Home to some of the most renowned and revered universities anywhere in the world (with Oxford and Cambridge consistently stated as being global standards bearers for elite education), Britain has long proved to be one of the most enticing destinations for students the world over.
Initially the reserve of only the most intellectually gifted, structural changes to the higher education system in the 1990s made university a more viable option for many – and since then, it the student market has become one of the most profitable in the UK.
Although stereotype dictates that those studying for a degree spend much of their time either inebriated or asleep, the truth is that since university became a more accessible route most of those who decide to carry on in academia are normally driven and desperate to learn – and the provision of student loans has proved to be key to this.
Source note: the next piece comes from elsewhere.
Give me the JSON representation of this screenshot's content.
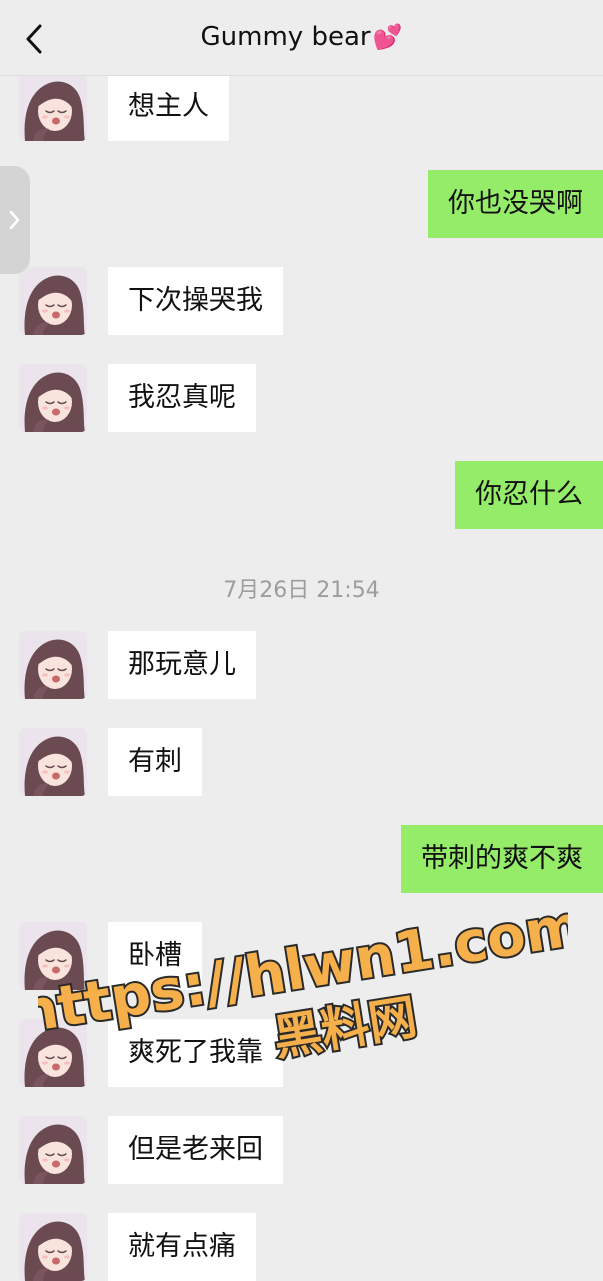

Run by the Student Loans Company, the government subsidised scheme has become one of the most used methods of personal finance in Britain – with an estimated £3 billion in loans currently being dealt with through the system. Critics have argued that the structure of the repayments (which are triggered when graduates reach certain earning thresholds) teamed with high numbers of undergraduates studying subjects that are unlikely to lead to profitably employment mean that much of this debt will never been repaid.